──────── Input data

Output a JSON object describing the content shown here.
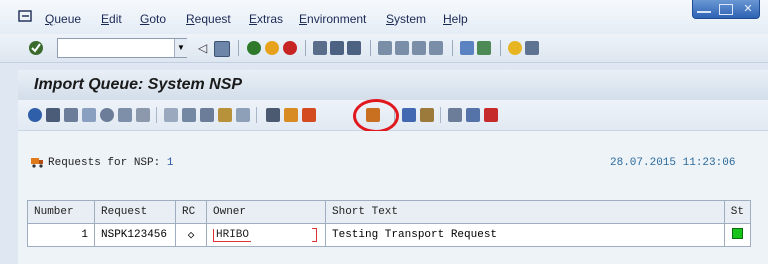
{
  "menubar": {
    "items": [
      "Queue",
      "Edit",
      "Goto",
      "Request",
      "Extras",
      "Environment",
      "System",
      "Help"
    ]
  },
  "command_field": {
    "value": ""
  },
  "screen": {
    "title": "Import Queue: System NSP",
    "requests_label": "Requests for NSP:",
    "requests_count": "1",
    "timestamp": "28.07.2015 11:23:06"
  },
  "table": {
    "columns": [
      "Number",
      "Request",
      "RC",
      "Owner",
      "Short Text",
      "St"
    ],
    "rows": [
      {
        "number": "1",
        "request": "NSPK123456",
        "rc": "◇",
        "owner": "HRIBO",
        "short_text": "Testing Transport Request",
        "status": "green"
      }
    ]
  },
  "colors": {
    "highlight": "#e0191e",
    "status_ok": "#18c41a"
  }
}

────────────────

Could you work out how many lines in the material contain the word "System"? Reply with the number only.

2